(Data about app and page elements)
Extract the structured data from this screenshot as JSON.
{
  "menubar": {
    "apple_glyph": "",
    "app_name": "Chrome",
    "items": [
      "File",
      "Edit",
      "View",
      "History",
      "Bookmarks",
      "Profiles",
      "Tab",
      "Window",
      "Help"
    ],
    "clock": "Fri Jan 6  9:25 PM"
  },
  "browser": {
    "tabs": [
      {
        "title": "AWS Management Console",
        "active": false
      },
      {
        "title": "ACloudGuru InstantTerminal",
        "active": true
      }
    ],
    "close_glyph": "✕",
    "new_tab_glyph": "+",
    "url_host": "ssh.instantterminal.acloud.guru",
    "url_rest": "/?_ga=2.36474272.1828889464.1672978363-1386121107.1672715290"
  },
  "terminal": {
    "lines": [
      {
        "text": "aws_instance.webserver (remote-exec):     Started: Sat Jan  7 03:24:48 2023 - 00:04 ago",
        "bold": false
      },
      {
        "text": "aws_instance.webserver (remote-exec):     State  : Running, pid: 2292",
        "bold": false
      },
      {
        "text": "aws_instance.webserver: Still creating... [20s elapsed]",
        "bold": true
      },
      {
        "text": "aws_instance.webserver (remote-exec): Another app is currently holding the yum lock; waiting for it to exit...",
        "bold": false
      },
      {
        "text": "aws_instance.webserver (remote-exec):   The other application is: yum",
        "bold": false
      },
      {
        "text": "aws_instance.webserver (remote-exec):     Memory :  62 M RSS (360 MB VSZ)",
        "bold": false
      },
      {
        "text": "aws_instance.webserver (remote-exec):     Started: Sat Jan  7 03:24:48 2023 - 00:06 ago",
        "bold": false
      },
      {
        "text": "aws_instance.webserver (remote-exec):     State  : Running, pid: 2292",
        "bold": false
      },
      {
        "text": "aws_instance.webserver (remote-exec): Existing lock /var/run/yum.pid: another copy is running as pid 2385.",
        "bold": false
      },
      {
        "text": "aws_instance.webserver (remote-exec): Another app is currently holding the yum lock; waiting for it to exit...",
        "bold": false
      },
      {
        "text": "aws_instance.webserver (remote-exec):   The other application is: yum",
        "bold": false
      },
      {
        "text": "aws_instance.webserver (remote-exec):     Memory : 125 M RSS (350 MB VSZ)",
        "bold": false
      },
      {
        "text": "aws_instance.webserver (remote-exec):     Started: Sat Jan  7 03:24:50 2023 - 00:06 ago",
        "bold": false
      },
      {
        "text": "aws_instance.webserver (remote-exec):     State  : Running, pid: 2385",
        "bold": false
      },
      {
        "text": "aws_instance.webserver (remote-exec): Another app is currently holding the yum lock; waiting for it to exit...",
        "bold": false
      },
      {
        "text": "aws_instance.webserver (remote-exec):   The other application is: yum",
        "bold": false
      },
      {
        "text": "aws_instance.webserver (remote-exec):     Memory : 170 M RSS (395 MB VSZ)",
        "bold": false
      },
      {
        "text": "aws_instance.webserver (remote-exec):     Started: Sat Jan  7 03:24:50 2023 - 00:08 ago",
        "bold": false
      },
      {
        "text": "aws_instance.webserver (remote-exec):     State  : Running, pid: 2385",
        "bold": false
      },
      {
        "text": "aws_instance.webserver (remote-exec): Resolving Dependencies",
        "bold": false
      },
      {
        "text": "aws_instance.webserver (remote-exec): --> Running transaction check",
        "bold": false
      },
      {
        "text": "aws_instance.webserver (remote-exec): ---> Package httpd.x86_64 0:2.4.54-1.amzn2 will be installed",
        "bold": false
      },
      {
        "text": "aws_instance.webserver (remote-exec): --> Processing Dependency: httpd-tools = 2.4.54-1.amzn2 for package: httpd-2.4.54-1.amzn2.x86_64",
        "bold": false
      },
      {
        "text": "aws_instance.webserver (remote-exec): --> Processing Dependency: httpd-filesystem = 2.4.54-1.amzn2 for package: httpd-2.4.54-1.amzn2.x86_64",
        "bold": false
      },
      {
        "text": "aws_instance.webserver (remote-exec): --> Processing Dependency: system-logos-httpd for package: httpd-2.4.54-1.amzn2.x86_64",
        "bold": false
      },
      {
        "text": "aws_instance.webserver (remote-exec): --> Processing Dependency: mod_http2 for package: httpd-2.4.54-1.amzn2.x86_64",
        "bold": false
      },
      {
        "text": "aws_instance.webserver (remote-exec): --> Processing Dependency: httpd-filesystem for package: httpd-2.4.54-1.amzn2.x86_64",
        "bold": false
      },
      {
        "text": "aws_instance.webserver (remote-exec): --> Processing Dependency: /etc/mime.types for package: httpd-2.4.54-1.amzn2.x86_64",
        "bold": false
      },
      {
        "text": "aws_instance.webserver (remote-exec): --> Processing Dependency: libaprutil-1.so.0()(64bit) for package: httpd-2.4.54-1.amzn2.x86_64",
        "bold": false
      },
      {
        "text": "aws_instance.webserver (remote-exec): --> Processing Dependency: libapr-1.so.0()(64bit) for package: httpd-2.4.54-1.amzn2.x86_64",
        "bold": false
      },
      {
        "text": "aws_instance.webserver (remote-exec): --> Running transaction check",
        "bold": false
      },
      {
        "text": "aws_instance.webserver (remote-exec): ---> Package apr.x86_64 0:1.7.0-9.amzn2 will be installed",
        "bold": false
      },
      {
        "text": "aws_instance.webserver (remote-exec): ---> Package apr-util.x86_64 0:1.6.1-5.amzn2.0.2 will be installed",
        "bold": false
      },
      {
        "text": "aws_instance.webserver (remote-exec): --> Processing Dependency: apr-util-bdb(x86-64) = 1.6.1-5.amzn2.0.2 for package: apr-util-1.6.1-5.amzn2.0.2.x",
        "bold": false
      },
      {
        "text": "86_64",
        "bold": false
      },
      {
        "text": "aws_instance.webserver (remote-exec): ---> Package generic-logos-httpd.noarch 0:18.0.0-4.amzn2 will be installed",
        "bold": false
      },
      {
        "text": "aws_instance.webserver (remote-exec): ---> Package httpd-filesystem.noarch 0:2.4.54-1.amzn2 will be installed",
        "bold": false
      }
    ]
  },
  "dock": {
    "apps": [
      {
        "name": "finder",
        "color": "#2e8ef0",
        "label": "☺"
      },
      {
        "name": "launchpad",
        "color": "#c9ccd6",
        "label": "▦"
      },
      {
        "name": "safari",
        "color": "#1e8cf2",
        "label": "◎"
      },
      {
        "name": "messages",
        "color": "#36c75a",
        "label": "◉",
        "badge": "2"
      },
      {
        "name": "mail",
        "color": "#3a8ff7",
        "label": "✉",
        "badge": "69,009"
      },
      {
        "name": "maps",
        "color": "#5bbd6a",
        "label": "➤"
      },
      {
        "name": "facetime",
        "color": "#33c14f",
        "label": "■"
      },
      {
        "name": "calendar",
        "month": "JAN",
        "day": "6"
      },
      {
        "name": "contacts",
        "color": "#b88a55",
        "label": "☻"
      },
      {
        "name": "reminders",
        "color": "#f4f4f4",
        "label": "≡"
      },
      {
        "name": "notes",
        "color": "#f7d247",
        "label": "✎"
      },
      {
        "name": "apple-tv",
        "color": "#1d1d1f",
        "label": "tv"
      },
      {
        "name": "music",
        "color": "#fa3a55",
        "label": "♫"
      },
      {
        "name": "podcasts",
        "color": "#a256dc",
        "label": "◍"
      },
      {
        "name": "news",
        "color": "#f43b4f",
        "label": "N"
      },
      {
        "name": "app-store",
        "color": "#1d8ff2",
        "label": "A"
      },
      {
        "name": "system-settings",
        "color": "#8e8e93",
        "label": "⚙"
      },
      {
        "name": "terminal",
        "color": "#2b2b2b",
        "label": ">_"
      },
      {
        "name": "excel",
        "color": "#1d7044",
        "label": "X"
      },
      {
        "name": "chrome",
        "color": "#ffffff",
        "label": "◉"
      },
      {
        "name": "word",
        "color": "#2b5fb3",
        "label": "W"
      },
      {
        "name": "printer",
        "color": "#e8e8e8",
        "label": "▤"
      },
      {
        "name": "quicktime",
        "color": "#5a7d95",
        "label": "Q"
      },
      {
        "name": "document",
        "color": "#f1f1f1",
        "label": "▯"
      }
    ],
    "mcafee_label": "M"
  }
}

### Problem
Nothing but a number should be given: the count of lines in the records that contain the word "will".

### Answer area
5